The advantage of investing in sustainable fisheries, aquaculture and coastal communities
14 November 2019
More people are eating fish across the world. Since 1961, the annual global growth in fish consumption has been twice as high as population growth. This is one sign that the fisheries sector is crucial for enhancing healthy diets, as fish are a valuable source of nutrients and micronutrients. It also is one of the most important sources of animal protein, accounting for about 17 per cent globally.
While aquaculture production is growing rapidly throughout the world, particularly in Asia and Africa, many of the world’s fisheries are at grave risk from human pressures, including overexploitation, pollution and habitat change. Climate change is intensifying these pressures, posing very serious challenges and limiting livelihoods opportunities.
We are aware of these challenges, and that is why IFAD is taking action not only to avoid exacerbating these pressures, but also to address them and to promote initiatives that contribute to make the fisheries sector more sustainable. In Angola, for instance, IFAD is supporting longer-term fisheries governance in order to tackle the challenges of overexploitation caused by bad fishing practices and destructive gear. Implemented in areas with a large number of lakes, the project works to reduce poverty in artisanal inland fishing and small-scale fish-farming households in target communities, benefitting 15,000 people.
In India, we have deployed 200 artificial reefs for developing fish habitats in 12 selected sites in Tamil Nadu state, where coastal fishing communities suffered major losses in the big tsunami of 2004. Both a preliminary report and local fishers indicate that the reefs have improved the fishery potential of certain groups of fish such as perch and carangids. The direct beneficiaries are the small-scale hook and line fishers, who have reported an almost 50 per cent increase in incomes attributed to reef fishing, and significant reduction in boat fuel consumption.
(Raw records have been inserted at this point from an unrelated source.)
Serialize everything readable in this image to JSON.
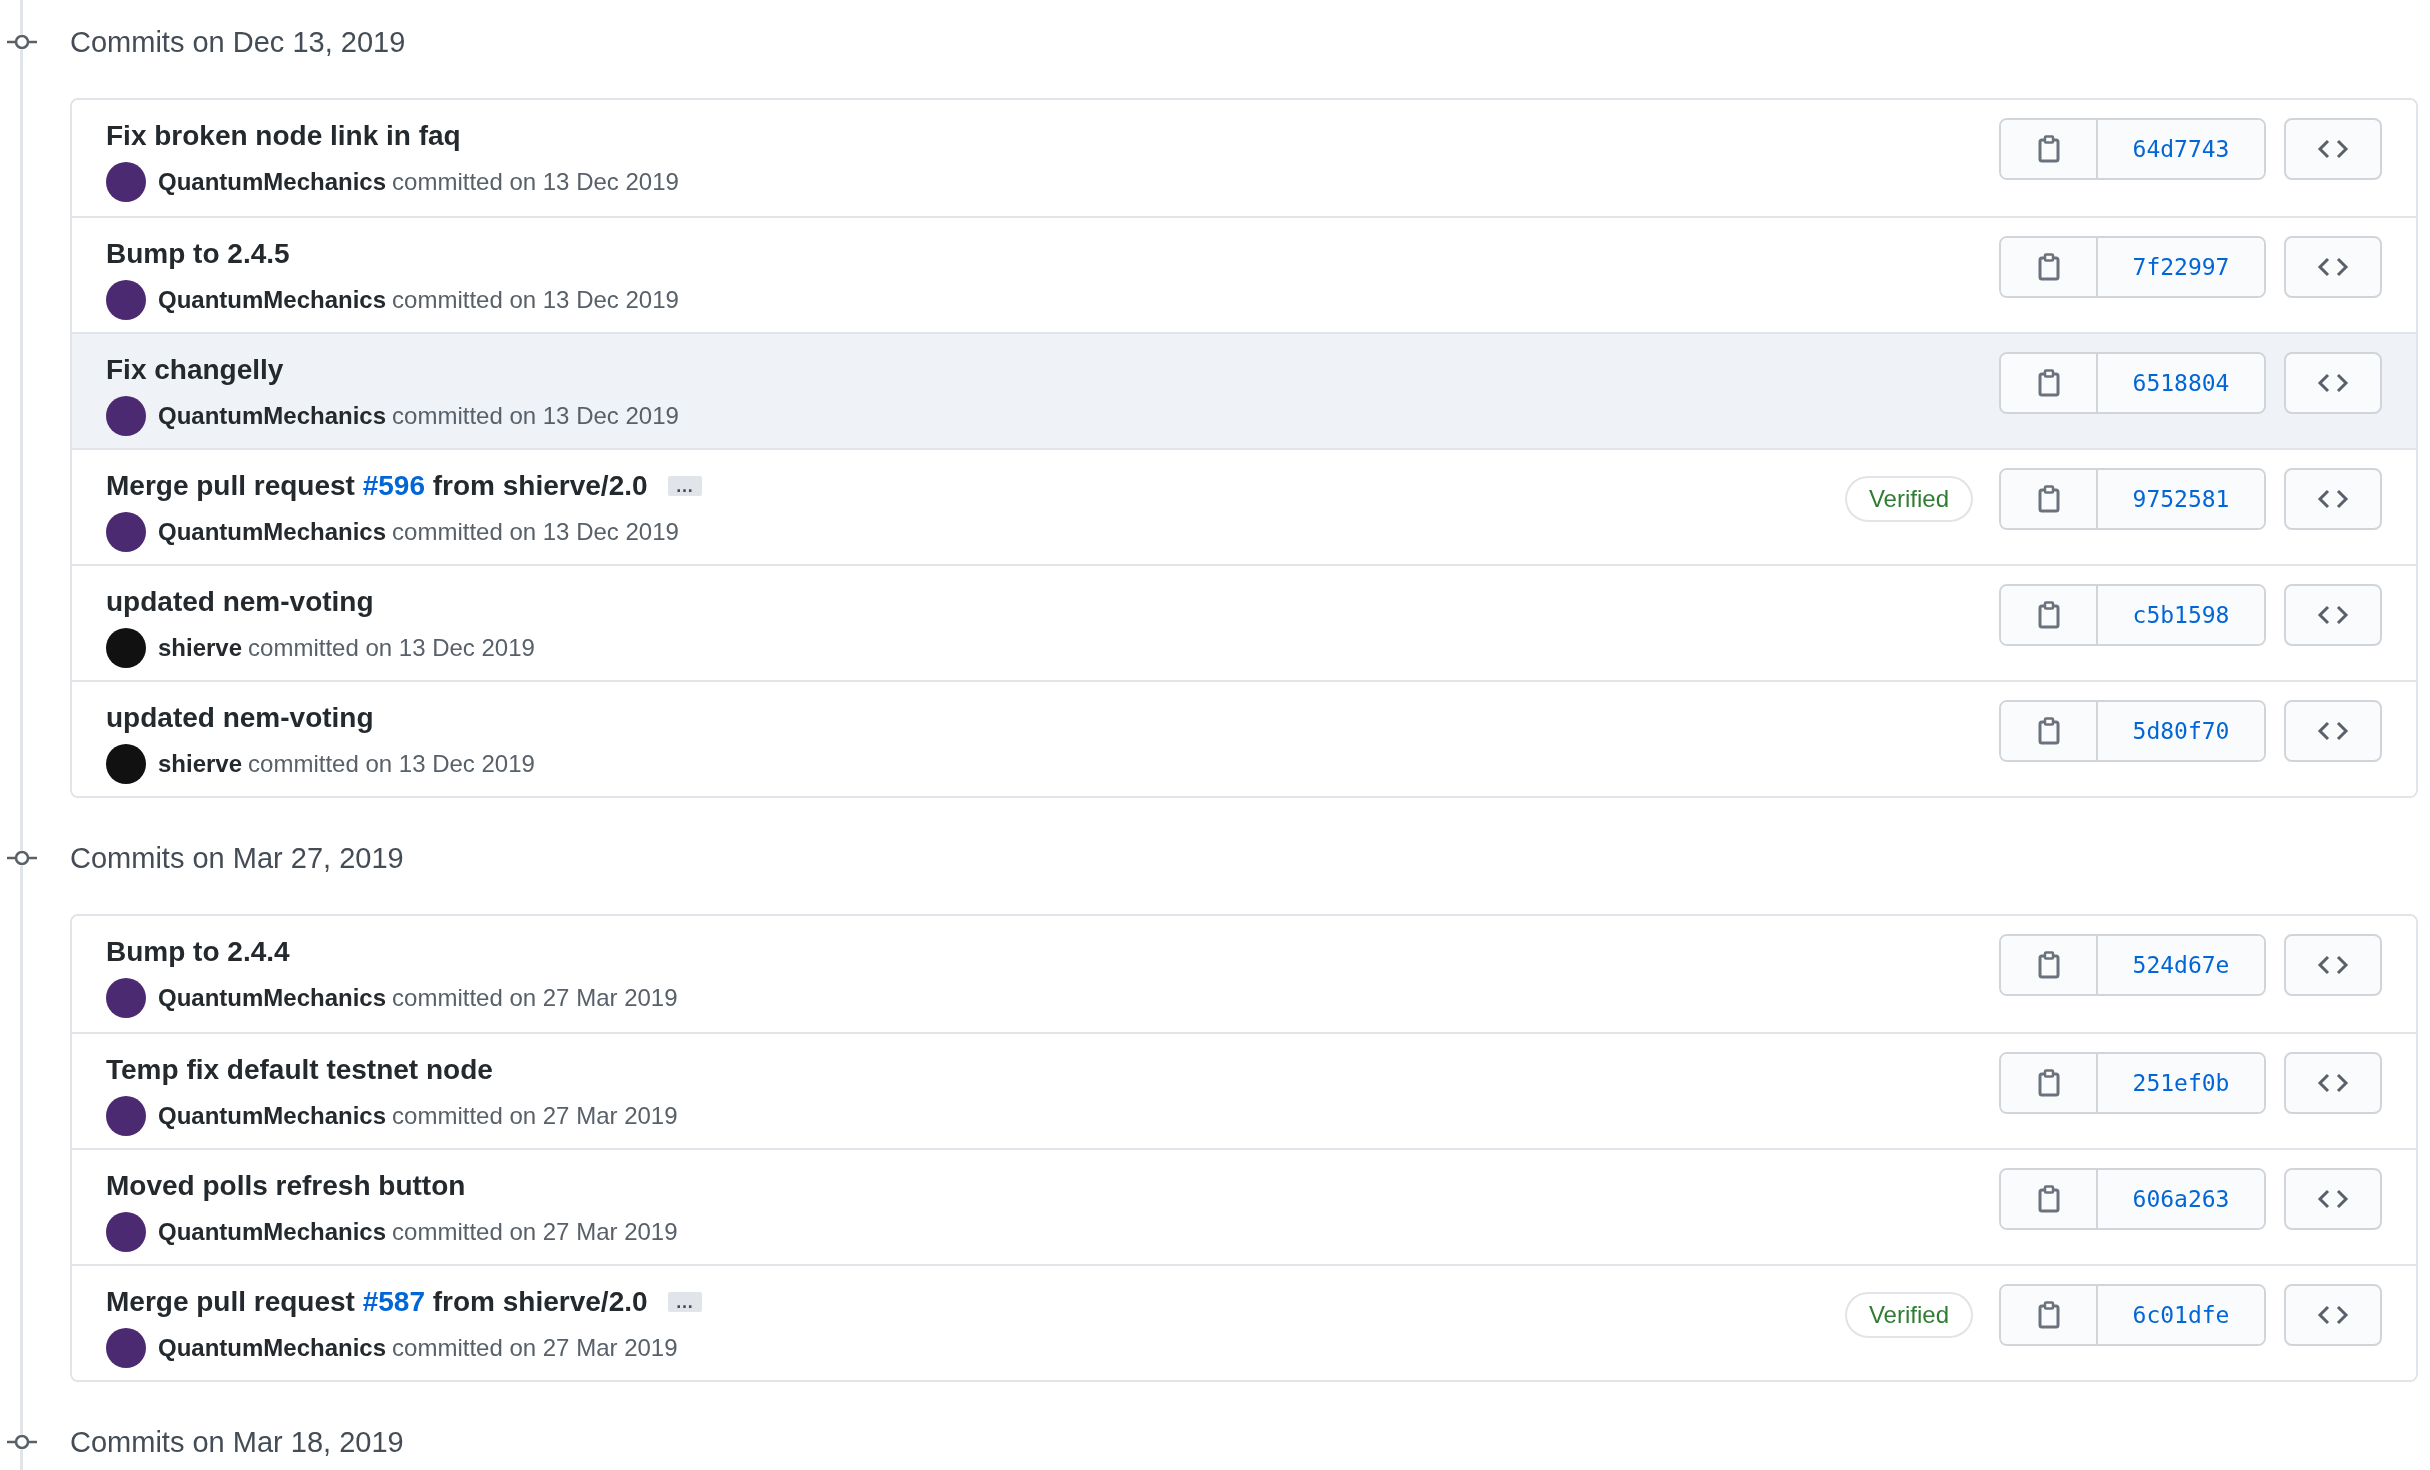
{
  "groups": [
    {
      "heading": "Commits on Dec 13, 2019",
      "commits": [
        {
          "title": "Fix broken node link in faq",
          "author": "QuantumMechanics",
          "color": "#4b2a72",
          "meta": "committed on 13 Dec 2019",
          "sha": "64d7743",
          "highlighted": false
        },
        {
          "title": "Bump to 2.4.5",
          "author": "QuantumMechanics",
          "color": "#4b2a72",
          "meta": "committed on 13 Dec 2019",
          "sha": "7f22997",
          "highlighted": false
        },
        {
          "title": "Fix changelly",
          "author": "QuantumMechanics",
          "color": "#4b2a72",
          "meta": "committed on 13 Dec 2019",
          "sha": "6518804",
          "highlighted": true
        },
        {
          "title": "Merge pull request ",
          "pr_link": "#596",
          "title_rest": " from shierve/2.0",
          "expander": "…",
          "badge": "Verified",
          "author": "QuantumMechanics",
          "color": "#4b2a72",
          "meta": "committed on 13 Dec 2019",
          "sha": "9752581",
          "highlighted": false
        },
        {
          "title": "updated nem-voting",
          "author": "shierve",
          "color": "#111111",
          "meta": "committed on 13 Dec 2019",
          "sha": "c5b1598",
          "highlighted": false
        },
        {
          "title": "updated nem-voting",
          "author": "shierve",
          "color": "#111111",
          "meta": "committed on 13 Dec 2019",
          "sha": "5d80f70",
          "highlighted": false
        }
      ]
    },
    {
      "heading": "Commits on Mar 27, 2019",
      "commits": [
        {
          "title": "Bump to 2.4.4",
          "author": "QuantumMechanics",
          "color": "#4b2a72",
          "meta": "committed on 27 Mar 2019",
          "sha": "524d67e",
          "highlighted": false
        },
        {
          "title": "Temp fix default testnet node",
          "author": "QuantumMechanics",
          "color": "#4b2a72",
          "meta": "committed on 27 Mar 2019",
          "sha": "251ef0b",
          "highlighted": false
        },
        {
          "title": "Moved polls refresh button",
          "author": "QuantumMechanics",
          "color": "#4b2a72",
          "meta": "committed on 27 Mar 2019",
          "sha": "606a263",
          "highlighted": false
        },
        {
          "title": "Merge pull request ",
          "pr_link": "#587",
          "title_rest": " from shierve/2.0",
          "expander": "…",
          "badge": "Verified",
          "author": "QuantumMechanics",
          "color": "#4b2a72",
          "meta": "committed on 27 Mar 2019",
          "sha": "6c01dfe",
          "highlighted": false
        }
      ]
    },
    {
      "heading": "Commits on Mar 18, 2019"
    }
  ]
}
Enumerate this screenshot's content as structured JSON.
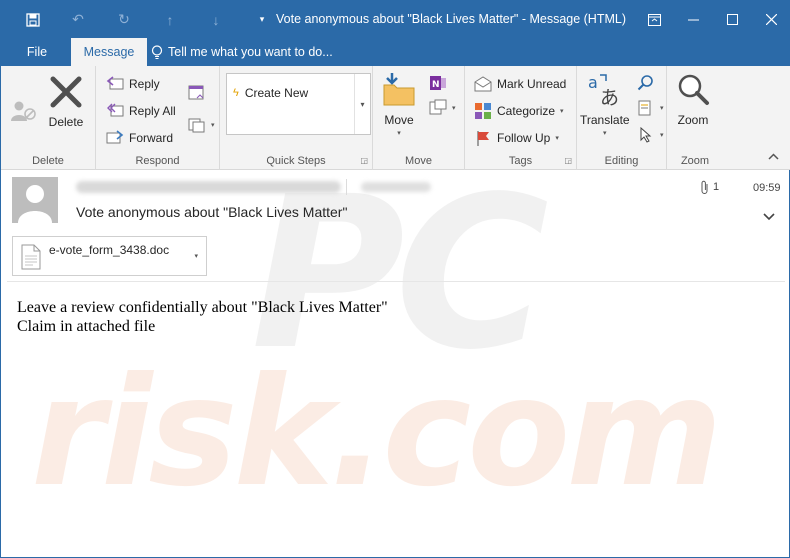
{
  "window": {
    "title": "Vote anonymous about \"Black Lives Matter\" - Message (HTML)"
  },
  "tabs": {
    "file": "File",
    "message": "Message",
    "tell_me": "Tell me what you want to do..."
  },
  "ribbon": {
    "delete_group": {
      "delete": "Delete",
      "label": "Delete"
    },
    "respond_group": {
      "reply": "Reply",
      "reply_all": "Reply All",
      "forward": "Forward",
      "label": "Respond"
    },
    "quick_steps_group": {
      "create_new": "Create New",
      "label": "Quick Steps"
    },
    "move_group": {
      "move": "Move",
      "label": "Move"
    },
    "tags_group": {
      "mark_unread": "Mark Unread",
      "categorize": "Categorize",
      "follow_up": "Follow Up",
      "label": "Tags"
    },
    "editing_group": {
      "translate": "Translate",
      "label": "Editing"
    },
    "zoom_group": {
      "zoom": "Zoom",
      "label": "Zoom"
    }
  },
  "message": {
    "attachment_count": "1",
    "time": "09:59",
    "subject": "Vote anonymous about \"Black Lives Matter\"",
    "attachment_name": "e-vote_form_3438.doc",
    "body_line1": "Leave a review confidentially about \"Black Lives Matter\"",
    "body_line2": "Claim in attached file"
  },
  "colors": {
    "accent": "#2b6aa8",
    "ribbon_bg": "#f3f3f3"
  }
}
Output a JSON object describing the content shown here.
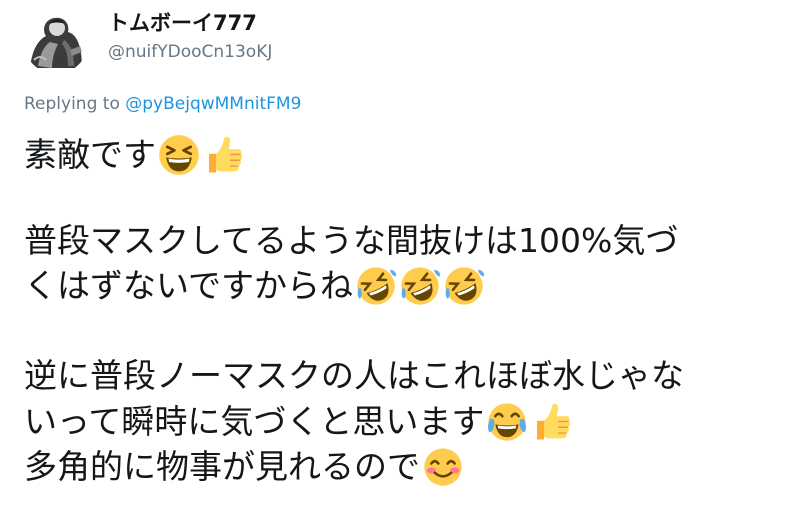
{
  "tweet": {
    "display_name": "トムボーイ777",
    "handle": "@nuifYDooCn13oKJ",
    "replying_prefix": "Replying to",
    "replying_to": "@pyBejqwMMnitFM9",
    "lines": [
      {
        "text": "素敵です",
        "emojis": [
          "grinning-squinting-face-icon",
          "thumbs-up-icon"
        ]
      },
      {
        "text": "普段マスクしてるような間抜けは100%気づ",
        "emojis": []
      },
      {
        "text": "くはずないですからね",
        "emojis": [
          "rolling-on-floor-laughing-icon",
          "rolling-on-floor-laughing-icon",
          "rolling-on-floor-laughing-icon"
        ]
      },
      {
        "text": "逆に普段ノーマスクの人はこれほぼ水じゃな",
        "emojis": []
      },
      {
        "text": "いって瞬時に気づくと思います",
        "emojis": [
          "face-with-tears-of-joy-icon",
          "thumbs-up-icon"
        ]
      },
      {
        "text": "多角的に物事が見れるので",
        "emojis": [
          "smiling-face-with-smiling-eyes-icon"
        ]
      }
    ]
  },
  "colors": {
    "name": "#14171a",
    "secondary": "#657786",
    "link": "#1b95e0",
    "emoji_yellow": "#ffcc4d",
    "thumb_yellow": "#ffdc5d"
  }
}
In Djibouti, an IFAD-supported project is engaging with communities through participatory natural resource management to restore mangroves and preserve coral reefs, which are vital for fish stocks and help mitigate greenhouse gas emissions. Fisheries value chains affected by climate change are also benefiting from renewable energy equipment, ice plants and coolers/insulated containers to improve the conservation of fish products.
Throughout our operations in the Global South, local communities have been provided with valuable skills for improving the fisheries sector and their own livelihoods. We have undertaken training to strengthen their capacities in production and value addition. In addition, we have run awareness-raising campaigns for households about the nutritional benefits of fresh fish. These campaigns have also promoted the optimal conservation conditions of seafood, appropriate hygiene in the preparation and consumption of food, and the repair or acquisition of cold storage equipment.
Over the past four decades, IFAD has acquired strong expertise and built a major comparative advantage in fisheries and aquaculture, supporting more than 100 projects addressing aquatic and coastal zone resources in at least 36 countries. We aim to increase our involvement in the sector, and that is why we have included a fisheries component in many of our upcoming projects.
Read more examples of innovative approaches achievements and lessons from the growing portfolio of investments in fisheries and aquaculture to promote sustainable fishing practices in the Fisheries and Aquaculture Advantage report.